  • A new feature that arrived with GNOME 3.18 and one that I like quite a bit is the Google Drive integration. So, if you’ve added your Google account via the Online Account configuration section in the Settings Panel, you will find that the file manager now has a section with your gmail ID and a network icon on the left side. Click on it and you can access all your google drive stuff from here.
  • One thing that is missing and is useful for laptops is auto-brightness dimming when you lose power and you system is running on battery. On that note, I have also installed “tlp” which has been known to improve battery life on laptops. With tlp installed, my laptop gave me a run time of almost 5 hours on battery. It included watching an hour long episode of Doctor Who and listening to music on speakers while writing this review. Heck, I had even booted up my CentOS VM for a few minutes.
  • While on the topic of VM’s, I would like to say that Boxes is a potentially great tool. Although it needs some more polishing to become something I can recommend without any reservation. I have set up two Virtual Machines using Boxes, one for openSUSE Leap and other for CentOS 7. The setup was a breeze especially the one for CentOS 7. As soon as I selected the CentOS 7 iso, Boxes gave me the option to set up a preconfigured VM, asking me just for the username and password I would like to use. Once I provided those details, Boxes started the install procedure automatically. Next thing I knew there was a notification at the top of my screen saying CentOS box is ready to use. It didn’t ask me for anything else. I was like – WOW! May be this is something to do with the Fedora and CentOS relationship. I would definitely like to see similar features for setting up other, at least major, systems like openSUSE, Mint, Ubuntu and Debian. But everything was not peaches while using Boxes, there were times when I would launch Boxes and it would not show any of my two VM’s. I would need to relaunch the application for the VM’s to show up. Also, if I select an ISO from my NTFS drive for setting up a VM, the application fails and shows the error: “Box Creation Failed”. Wonder what’s going on there.
  • Another complaint relates to the update management. This is handled by GNOME Software’s Update module. Most of the time Software doesn’t show any available updates even if I manually hit the Check for Updates button. But then I go and do a

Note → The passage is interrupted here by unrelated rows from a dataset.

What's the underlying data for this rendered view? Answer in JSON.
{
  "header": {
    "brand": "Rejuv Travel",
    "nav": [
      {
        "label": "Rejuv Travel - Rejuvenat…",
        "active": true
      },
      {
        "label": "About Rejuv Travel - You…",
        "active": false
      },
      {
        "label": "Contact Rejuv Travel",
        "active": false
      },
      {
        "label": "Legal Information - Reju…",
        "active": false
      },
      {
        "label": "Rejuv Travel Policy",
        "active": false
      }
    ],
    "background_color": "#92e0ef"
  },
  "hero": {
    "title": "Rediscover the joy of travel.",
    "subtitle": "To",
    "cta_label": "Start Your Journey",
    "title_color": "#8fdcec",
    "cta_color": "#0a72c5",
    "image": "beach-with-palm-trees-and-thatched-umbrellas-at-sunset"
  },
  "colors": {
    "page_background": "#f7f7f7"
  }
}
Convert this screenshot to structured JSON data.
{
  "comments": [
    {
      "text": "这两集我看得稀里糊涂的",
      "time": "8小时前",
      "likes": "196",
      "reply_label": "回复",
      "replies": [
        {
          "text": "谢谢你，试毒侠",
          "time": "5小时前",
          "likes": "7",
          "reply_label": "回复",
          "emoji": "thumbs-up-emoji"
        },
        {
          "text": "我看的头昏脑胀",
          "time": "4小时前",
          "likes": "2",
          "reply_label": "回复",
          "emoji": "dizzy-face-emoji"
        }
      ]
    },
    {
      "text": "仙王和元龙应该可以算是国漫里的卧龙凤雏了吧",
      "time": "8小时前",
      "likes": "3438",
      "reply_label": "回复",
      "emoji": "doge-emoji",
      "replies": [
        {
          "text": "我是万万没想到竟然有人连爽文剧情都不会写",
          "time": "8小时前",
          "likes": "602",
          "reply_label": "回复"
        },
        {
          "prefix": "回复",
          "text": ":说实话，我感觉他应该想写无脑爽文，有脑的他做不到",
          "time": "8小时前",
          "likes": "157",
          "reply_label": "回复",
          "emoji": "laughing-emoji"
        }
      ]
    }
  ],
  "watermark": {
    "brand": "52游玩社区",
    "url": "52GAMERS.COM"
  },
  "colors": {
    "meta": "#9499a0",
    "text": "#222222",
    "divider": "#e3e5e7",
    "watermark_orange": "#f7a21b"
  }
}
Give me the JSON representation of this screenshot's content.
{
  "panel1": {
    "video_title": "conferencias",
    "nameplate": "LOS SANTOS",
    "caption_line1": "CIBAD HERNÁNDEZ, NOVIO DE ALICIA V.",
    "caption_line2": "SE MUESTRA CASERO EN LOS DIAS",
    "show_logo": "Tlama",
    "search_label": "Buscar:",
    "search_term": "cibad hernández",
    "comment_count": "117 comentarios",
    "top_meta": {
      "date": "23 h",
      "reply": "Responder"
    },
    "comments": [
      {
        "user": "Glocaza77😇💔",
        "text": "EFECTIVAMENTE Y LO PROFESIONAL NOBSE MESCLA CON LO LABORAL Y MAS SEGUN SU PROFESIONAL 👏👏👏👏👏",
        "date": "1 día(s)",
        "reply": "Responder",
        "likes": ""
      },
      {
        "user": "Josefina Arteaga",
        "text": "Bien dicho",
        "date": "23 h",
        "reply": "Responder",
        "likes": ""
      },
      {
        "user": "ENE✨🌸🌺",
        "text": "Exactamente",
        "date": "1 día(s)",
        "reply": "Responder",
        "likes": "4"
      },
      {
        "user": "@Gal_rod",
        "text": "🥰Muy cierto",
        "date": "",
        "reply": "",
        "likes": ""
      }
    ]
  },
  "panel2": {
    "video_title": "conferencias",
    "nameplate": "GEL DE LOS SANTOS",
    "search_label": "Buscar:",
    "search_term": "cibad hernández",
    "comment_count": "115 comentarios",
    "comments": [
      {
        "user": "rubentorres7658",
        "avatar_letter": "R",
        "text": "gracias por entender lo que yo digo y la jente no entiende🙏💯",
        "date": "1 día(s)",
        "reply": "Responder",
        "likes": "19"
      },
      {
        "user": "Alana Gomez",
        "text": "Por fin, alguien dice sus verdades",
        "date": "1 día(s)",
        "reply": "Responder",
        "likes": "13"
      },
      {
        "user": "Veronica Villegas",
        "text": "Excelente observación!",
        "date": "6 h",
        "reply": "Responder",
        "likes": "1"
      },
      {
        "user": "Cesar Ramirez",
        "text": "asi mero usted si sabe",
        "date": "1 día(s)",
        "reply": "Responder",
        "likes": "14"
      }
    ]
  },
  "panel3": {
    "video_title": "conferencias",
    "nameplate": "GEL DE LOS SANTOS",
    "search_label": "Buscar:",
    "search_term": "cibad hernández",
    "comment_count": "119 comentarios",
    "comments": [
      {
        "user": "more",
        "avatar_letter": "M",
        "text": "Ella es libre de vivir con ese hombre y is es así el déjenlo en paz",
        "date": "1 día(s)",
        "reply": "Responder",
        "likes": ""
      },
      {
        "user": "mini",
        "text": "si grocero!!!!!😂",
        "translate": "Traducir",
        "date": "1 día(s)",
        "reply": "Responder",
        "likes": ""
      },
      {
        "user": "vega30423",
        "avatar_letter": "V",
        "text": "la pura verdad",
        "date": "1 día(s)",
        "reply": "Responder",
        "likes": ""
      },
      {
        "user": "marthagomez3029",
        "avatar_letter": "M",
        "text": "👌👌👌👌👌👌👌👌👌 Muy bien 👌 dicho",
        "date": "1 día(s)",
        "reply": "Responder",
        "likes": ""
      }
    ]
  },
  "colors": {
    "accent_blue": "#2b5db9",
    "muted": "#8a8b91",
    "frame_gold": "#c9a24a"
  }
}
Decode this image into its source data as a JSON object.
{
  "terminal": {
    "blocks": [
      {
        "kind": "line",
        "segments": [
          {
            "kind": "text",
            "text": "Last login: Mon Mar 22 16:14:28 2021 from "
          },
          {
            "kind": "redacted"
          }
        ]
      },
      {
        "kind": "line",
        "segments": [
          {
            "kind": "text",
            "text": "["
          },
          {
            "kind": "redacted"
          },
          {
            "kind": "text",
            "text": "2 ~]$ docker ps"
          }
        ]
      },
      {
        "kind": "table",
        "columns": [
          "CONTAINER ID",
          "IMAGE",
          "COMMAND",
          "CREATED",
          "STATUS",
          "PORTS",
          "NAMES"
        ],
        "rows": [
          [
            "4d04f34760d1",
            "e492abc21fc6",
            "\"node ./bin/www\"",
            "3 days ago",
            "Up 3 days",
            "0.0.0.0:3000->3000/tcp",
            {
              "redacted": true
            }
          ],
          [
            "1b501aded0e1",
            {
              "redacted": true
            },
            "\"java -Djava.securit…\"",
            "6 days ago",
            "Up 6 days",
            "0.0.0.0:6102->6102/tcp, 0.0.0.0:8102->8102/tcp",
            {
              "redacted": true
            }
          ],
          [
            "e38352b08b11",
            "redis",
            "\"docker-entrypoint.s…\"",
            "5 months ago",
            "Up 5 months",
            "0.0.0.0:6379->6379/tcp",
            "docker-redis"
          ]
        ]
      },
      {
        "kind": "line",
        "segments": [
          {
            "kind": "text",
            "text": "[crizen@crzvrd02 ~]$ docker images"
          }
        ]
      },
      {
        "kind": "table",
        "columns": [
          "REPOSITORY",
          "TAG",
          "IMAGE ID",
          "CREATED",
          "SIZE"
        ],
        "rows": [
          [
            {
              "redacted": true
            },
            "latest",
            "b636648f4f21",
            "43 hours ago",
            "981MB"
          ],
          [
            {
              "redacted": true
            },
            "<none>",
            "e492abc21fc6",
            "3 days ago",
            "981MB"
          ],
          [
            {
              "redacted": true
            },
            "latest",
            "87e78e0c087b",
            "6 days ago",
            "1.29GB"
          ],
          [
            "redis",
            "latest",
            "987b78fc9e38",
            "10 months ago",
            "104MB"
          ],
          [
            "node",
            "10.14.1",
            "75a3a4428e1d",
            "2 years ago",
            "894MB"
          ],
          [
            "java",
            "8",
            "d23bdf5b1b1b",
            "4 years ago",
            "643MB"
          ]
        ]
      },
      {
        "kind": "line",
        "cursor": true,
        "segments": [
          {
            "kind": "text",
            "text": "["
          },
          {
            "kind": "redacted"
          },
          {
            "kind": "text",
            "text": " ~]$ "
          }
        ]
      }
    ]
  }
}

    sudo dnf update

    in the terminal or check for updates in Yumex, and I can see a whole bunch of software updates just waiting to be installed. I am not sure if there is some filter in Software that strips out some updates from the result list or something else is at work here, but it sure is weird.

  • Touchpad Issues – My laptop came with an Elantech touchpad. When I installed and booted Fedora for the first time the touchpad was very jumpy, to the point that I was unable to properly close any window. I just couldn’t aim for the X button. I didn’t run into this issue in openSUSE Leap KDE. It could be a regression in the new 4.2 kernel series, though that’s just me speculating. I searched for this issue in google and came across the below fix in Ask Fedora.

    dnf install xorg-x11-drv-synaptics
    cd /usr/share/X11/xorg.conf.d/
    ln -s 50-synaptics.conf 99-synaptics.conf

    Also, tap to click doesn’t work in the log in screen. If anybody knows a solution to this problem, please feel free to let me know.

In conclusion, I will say that Fedora 23 Workstation has been working really well for me. This is probably the most polished Fedora release I have ever used. Looks like their approach of focusing on three core products is working out quite well for them. I am really satisfied with this. The only thing I miss from openSUSE is the YaST control center. Oh Well! Maybe I should give Leap with GNOME a try.


Until next time!